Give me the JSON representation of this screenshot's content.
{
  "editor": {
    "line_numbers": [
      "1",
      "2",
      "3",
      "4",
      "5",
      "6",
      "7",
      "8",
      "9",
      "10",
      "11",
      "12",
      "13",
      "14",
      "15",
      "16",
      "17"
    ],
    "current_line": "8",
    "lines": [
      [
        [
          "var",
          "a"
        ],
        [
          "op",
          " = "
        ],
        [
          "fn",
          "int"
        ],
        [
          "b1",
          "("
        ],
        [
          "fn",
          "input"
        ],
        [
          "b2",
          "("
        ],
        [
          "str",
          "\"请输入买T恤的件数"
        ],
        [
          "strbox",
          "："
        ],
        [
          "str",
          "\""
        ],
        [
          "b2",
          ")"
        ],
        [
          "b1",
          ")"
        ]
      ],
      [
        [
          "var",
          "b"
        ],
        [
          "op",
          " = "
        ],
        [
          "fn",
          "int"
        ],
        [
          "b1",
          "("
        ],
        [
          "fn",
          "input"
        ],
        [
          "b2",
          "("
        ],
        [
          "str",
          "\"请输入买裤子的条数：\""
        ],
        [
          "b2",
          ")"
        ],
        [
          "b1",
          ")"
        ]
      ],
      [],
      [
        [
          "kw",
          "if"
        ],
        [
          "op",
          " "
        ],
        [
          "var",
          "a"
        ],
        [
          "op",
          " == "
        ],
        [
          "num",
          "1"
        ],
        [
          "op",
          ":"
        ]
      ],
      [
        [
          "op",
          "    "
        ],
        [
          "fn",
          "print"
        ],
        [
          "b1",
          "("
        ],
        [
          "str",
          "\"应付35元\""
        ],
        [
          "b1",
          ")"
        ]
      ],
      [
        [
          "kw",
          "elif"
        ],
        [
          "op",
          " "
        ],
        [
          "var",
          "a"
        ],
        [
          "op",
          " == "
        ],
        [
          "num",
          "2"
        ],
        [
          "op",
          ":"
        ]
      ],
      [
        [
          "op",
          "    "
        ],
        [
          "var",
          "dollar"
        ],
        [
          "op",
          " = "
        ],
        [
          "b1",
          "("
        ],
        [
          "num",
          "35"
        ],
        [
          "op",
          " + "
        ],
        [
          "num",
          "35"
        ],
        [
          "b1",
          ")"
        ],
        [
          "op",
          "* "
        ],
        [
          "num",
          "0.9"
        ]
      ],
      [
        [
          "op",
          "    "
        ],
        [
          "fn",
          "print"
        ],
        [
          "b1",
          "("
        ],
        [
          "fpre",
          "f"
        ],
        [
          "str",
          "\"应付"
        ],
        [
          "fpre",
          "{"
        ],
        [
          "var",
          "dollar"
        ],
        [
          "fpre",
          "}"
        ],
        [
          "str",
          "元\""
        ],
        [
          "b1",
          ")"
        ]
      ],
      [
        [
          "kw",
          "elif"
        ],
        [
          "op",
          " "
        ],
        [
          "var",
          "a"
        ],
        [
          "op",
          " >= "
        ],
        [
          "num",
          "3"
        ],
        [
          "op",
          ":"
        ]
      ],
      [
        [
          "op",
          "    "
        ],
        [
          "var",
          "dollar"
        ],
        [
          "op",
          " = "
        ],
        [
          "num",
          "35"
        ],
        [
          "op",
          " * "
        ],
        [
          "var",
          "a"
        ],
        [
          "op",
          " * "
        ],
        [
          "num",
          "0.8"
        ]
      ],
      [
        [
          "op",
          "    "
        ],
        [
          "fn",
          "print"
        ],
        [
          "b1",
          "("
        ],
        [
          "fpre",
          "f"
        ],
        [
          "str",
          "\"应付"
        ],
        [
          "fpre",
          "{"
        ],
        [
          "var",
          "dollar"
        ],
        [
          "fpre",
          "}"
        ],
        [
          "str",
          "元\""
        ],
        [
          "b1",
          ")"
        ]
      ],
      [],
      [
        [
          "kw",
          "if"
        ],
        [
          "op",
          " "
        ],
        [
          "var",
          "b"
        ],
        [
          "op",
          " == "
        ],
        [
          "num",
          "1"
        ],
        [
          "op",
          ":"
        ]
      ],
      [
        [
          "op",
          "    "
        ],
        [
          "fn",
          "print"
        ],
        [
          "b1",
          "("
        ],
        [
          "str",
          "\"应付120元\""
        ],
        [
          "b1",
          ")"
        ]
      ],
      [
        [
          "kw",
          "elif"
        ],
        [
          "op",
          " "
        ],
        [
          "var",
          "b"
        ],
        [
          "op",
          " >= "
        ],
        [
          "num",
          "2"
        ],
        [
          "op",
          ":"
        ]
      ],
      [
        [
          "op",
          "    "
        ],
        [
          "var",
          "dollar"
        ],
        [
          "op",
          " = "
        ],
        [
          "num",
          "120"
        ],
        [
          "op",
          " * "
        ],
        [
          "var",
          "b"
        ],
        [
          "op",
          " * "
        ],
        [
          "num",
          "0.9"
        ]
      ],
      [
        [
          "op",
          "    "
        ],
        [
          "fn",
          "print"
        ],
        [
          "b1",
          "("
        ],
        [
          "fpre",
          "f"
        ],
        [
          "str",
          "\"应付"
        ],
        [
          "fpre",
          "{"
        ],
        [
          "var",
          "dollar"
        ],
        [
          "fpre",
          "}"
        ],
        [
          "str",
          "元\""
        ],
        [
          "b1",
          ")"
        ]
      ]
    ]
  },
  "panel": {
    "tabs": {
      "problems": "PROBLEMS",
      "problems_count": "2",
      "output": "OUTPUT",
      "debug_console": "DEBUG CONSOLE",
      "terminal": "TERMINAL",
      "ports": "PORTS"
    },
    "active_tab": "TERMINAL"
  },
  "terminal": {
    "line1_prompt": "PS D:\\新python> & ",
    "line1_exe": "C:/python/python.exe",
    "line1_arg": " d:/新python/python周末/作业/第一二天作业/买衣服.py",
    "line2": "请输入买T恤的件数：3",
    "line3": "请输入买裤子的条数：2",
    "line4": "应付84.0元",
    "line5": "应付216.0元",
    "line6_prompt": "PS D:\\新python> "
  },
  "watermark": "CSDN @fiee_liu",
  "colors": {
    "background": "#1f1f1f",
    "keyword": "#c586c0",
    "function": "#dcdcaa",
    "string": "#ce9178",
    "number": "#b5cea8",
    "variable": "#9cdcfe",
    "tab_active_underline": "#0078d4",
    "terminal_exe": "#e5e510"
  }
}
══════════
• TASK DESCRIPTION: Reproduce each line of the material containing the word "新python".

• FINISHED EXERCISE:
    "line1_prompt": "PS D:\\新python> & ",
    "line1_arg": " d:/新python/python周末/作业/第一二天作业/买衣服.py",
    "line6_prompt": "PS D:\\新python> "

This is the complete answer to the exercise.